DIRECTIONS FOR THIS TASK
With nothing left out, repeat every entry exactly.

** INPUT DATA follows **

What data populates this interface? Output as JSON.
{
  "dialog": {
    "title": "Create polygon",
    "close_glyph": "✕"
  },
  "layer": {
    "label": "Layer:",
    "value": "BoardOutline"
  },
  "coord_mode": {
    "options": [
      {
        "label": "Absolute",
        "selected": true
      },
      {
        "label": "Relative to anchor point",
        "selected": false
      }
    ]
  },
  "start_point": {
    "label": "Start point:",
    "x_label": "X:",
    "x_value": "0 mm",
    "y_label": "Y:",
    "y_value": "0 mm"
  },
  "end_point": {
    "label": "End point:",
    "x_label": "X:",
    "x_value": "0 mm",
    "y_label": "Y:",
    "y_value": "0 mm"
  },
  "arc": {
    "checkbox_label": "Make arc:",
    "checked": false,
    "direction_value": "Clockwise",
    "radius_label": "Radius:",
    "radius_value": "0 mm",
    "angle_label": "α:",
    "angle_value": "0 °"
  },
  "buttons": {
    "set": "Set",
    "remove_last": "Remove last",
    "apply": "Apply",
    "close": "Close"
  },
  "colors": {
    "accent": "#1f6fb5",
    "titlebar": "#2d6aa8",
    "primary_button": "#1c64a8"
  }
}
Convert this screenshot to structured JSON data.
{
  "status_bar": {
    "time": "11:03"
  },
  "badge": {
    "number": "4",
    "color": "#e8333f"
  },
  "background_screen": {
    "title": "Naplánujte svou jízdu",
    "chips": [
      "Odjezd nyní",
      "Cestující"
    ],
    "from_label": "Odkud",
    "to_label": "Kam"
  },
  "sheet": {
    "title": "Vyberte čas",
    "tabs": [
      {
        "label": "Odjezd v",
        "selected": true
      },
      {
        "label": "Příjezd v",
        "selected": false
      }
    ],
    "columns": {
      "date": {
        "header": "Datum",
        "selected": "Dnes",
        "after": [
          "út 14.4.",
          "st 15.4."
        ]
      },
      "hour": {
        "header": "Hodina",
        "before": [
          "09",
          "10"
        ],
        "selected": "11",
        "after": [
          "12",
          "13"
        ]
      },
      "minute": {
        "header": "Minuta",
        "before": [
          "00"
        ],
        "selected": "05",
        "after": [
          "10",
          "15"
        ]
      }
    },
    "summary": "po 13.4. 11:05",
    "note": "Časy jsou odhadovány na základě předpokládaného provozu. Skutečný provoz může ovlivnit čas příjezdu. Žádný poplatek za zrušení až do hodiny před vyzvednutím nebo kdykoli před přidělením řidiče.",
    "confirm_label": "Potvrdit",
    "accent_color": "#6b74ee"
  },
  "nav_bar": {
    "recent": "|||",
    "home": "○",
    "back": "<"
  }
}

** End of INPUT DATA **

SOLUTION BELOW
What data populates this interface? Output as JSON.
{
  "dialog": {
    "title": "Create polygon",
    "close_glyph": "✕"
  },
  "layer": {
    "label": "Layer:",
    "value": "BoardOutline"
  },
  "coord_mode": {
    "options": [
      {
        "label": "Absolute",
        "selected": true
      },
      {
        "label": "Relative to anchor point",
        "selected": false
      }
    ]
  },
  "start_point": {
    "label": "Start point:",
    "x_label": "X:",
    "x_value": "0 mm",
    "y_label": "Y:",
    "y_value": "0 mm"
  },
  "end_point": {
    "label": "End point:",
    "x_label": "X:",
    "x_value": "0 mm",
    "y_label": "Y:",
    "y_value": "0 mm"
  },
  "arc": {
    "checkbox_label": "Make arc:",
    "checked": false,
    "direction_value": "Clockwise",
    "radius_label": "Radius:",
    "radius_value": "0 mm",
    "angle_label": "α:",
    "angle_value": "0 °"
  },
  "buttons": {
    "set": "Set",
    "remove_last": "Remove last",
    "apply": "Apply",
    "close": "Close"
  },
  "colors": {
    "accent": "#1f6fb5",
    "titlebar": "#2d6aa8",
    "primary_button": "#1c64a8"
  }
}
Convert this screenshot to structured JSON data.
{
  "status_bar": {
    "time": "11:03"
  },
  "badge": {
    "number": "4",
    "color": "#e8333f"
  },
  "background_screen": {
    "title": "Naplánujte svou jízdu",
    "chips": [
      "Odjezd nyní",
      "Cestující"
    ],
    "from_label": "Odkud",
    "to_label": "Kam"
  },
  "sheet": {
    "title": "Vyberte čas",
    "tabs": [
      {
        "label": "Odjezd v",
        "selected": true
      },
      {
        "label": "Příjezd v",
        "selected": false
      }
    ],
    "columns": {
      "date": {
        "header": "Datum",
        "selected": "Dnes",
        "after": [
          "út 14.4.",
          "st 15.4."
        ]
      },
      "hour": {
        "header": "Hodina",
        "before": [
          "09",
          "10"
        ],
        "selected": "11",
        "after": [
          "12",
          "13"
        ]
      },
      "minute": {
        "header": "Minuta",
        "before": [
          "00"
        ],
        "selected": "05",
        "after": [
          "10",
          "15"
        ]
      }
    },
    "summary": "po 13.4. 11:05",
    "note": "Časy jsou odhadovány na základě předpokládaného provozu. Skutečný provoz může ovlivnit čas příjezdu. Žádný poplatek za zrušení až do hodiny před vyzvednutím nebo kdykoli před přidělením řidiče.",
    "confirm_label": "Potvrdit",
    "accent_color": "#6b74ee"
  },
  "nav_bar": {
    "recent": "|||",
    "home": "○",
    "back": "<"
  }
}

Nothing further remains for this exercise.